START Data for processing

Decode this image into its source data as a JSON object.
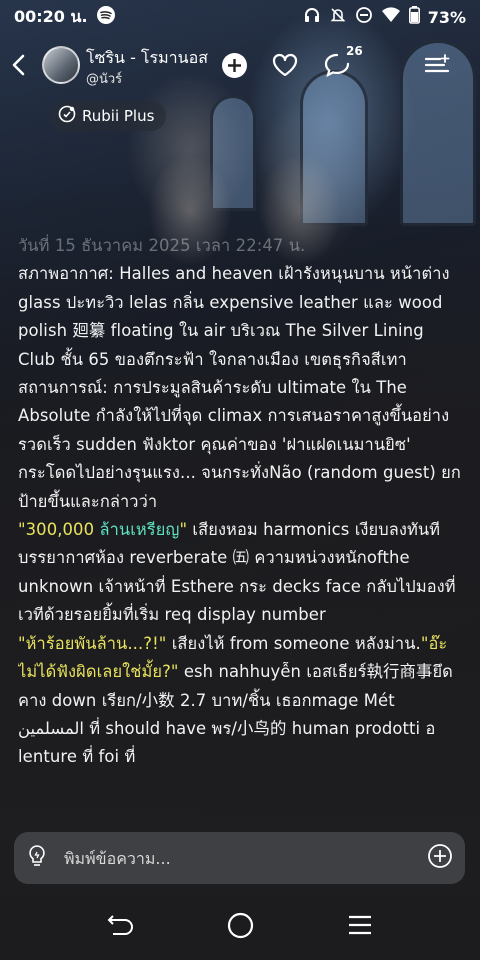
{
  "status_bar": {
    "time": "00:20 น.",
    "battery": "73%",
    "icons": [
      "spotify-icon",
      "headphones-icon",
      "bell-off-icon",
      "dnd-icon",
      "wifi-icon",
      "battery-icon"
    ]
  },
  "header": {
    "title": "โซริน - โรมานอส",
    "subtitle": "@นัวร์",
    "comment_count": "26"
  },
  "plus_badge": {
    "label": "Rubii Plus"
  },
  "content": {
    "date_line": "วันที่ 15 ธันวาคม 2025 เวลา 22:47 น.",
    "weather_line": "สภาพอากาศ: Halles and heaven เฝ้ารังหนุนบาน หน้าต่าง glass ปะทะวิว lelas กลิ่น expensive leather และ wood polish 廻纂 floating ใน air บริเวณ The Silver Lining Club ชั้น 65 ของตึกระฟ้า ใจกลางเมือง เขตธุรกิจสีเทา",
    "situation_line": "สถานการณ์: การประมูลสินค้าระดับ ultimate ใน The Absolute กำลังให้ไปที่จุด climax การเสนอราคาสูงขึ้นอย่างรวดเร็ว  sudden ฟังktor คุณค่าของ 'ฝาแฝดเนมานยิซ' กระโดดไปอย่างรุนแรง... จนกระทั่งNão (random guest) ยกป้ายขึ้นและกล่าวว่า",
    "quote1_prefix": "\"300,000 ",
    "quote1_teal": "ล้านเหรียญ",
    "quote1_suffix": "\"",
    "after_quote1": " เสียงหอม harmonics เงียบลงทันที บรรยากาศห้อง reverberate ㈤ ความหน่วงหนักofthe unknown เจ้าหน้าที่ Esthere กระ decks face กลับไปมองที่เวทีด้วยรอยยิ้มที่เริ่ม req display number",
    "quote2": "\"ห้าร้อยพันล้าน...?!\"",
    "after_quote2": " เสียงไห้ from someone หลังม่าน.",
    "quote3": "\"อ๊ะไม่ได้ฟังผิดเลยใช่มั้ย?\"",
    "after_quote3": " esh nahhuyễn เอสเธียร์執行商事ยึดคาง down เรียก/小数 2.7 บาท/ชิ้น เธอกmage  Mét المسلمين ที่ should have พร/小鸟的 human prodotti อ lenture ที่ foi ที่"
  },
  "input": {
    "placeholder": "พิมพ์ข้อความ..."
  },
  "colors": {
    "highlight_yellow": "#e8e25c",
    "highlight_teal": "#5ee0c2",
    "input_bg": "#3f4044",
    "nav_bg": "#1c1c1e"
  }
}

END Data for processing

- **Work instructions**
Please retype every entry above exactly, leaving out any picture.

- **Output for this exercise**
Decode this image into its source data as a JSON object.
{
  "status_bar": {
    "time": "00:20 น.",
    "battery": "73%",
    "icons": [
      "spotify-icon",
      "headphones-icon",
      "bell-off-icon",
      "dnd-icon",
      "wifi-icon",
      "battery-icon"
    ]
  },
  "header": {
    "title": "โซริน - โรมานอส",
    "subtitle": "@นัวร์",
    "comment_count": "26"
  },
  "plus_badge": {
    "label": "Rubii Plus"
  },
  "content": {
    "date_line": "วันที่ 15 ธันวาคม 2025 เวลา 22:47 น.",
    "weather_line": "สภาพอากาศ: Halles and heaven เฝ้ารังหนุนบาน หน้าต่าง glass ปะทะวิว lelas กลิ่น expensive leather และ wood polish 廻纂 floating ใน air บริเวณ The Silver Lining Club ชั้น 65 ของตึกระฟ้า ใจกลางเมือง เขตธุรกิจสีเทา",
    "situation_line": "สถานการณ์: การประมูลสินค้าระดับ ultimate ใน The Absolute กำลังให้ไปที่จุด climax การเสนอราคาสูงขึ้นอย่างรวดเร็ว  sudden ฟังktor คุณค่าของ 'ฝาแฝดเนมานยิซ' กระโดดไปอย่างรุนแรง... จนกระทั่งNão (random guest) ยกป้ายขึ้นและกล่าวว่า",
    "quote1_prefix": "\"300,000 ",
    "quote1_teal": "ล้านเหรียญ",
    "quote1_suffix": "\"",
    "after_quote1": " เสียงหอม harmonics เงียบลงทันที บรรยากาศห้อง reverberate ㈤ ความหน่วงหนักofthe unknown เจ้าหน้าที่ Esthere กระ decks face กลับไปมองที่เวทีด้วยรอยยิ้มที่เริ่ม req display number",
    "quote2": "\"ห้าร้อยพันล้าน...?!\"",
    "after_quote2": " เสียงไห้ from someone หลังม่าน.",
    "quote3": "\"อ๊ะไม่ได้ฟังผิดเลยใช่มั้ย?\"",
    "after_quote3": " esh nahhuyễn เอสเธียร์執行商事ยึดคาง down เรียก/小数 2.7 บาท/ชิ้น เธอกmage  Mét المسلمين ที่ should have พร/小鸟的 human prodotti อ lenture ที่ foi ที่"
  },
  "input": {
    "placeholder": "พิมพ์ข้อความ..."
  },
  "colors": {
    "highlight_yellow": "#e8e25c",
    "highlight_teal": "#5ee0c2",
    "input_bg": "#3f4044",
    "nav_bg": "#1c1c1e"
  }
}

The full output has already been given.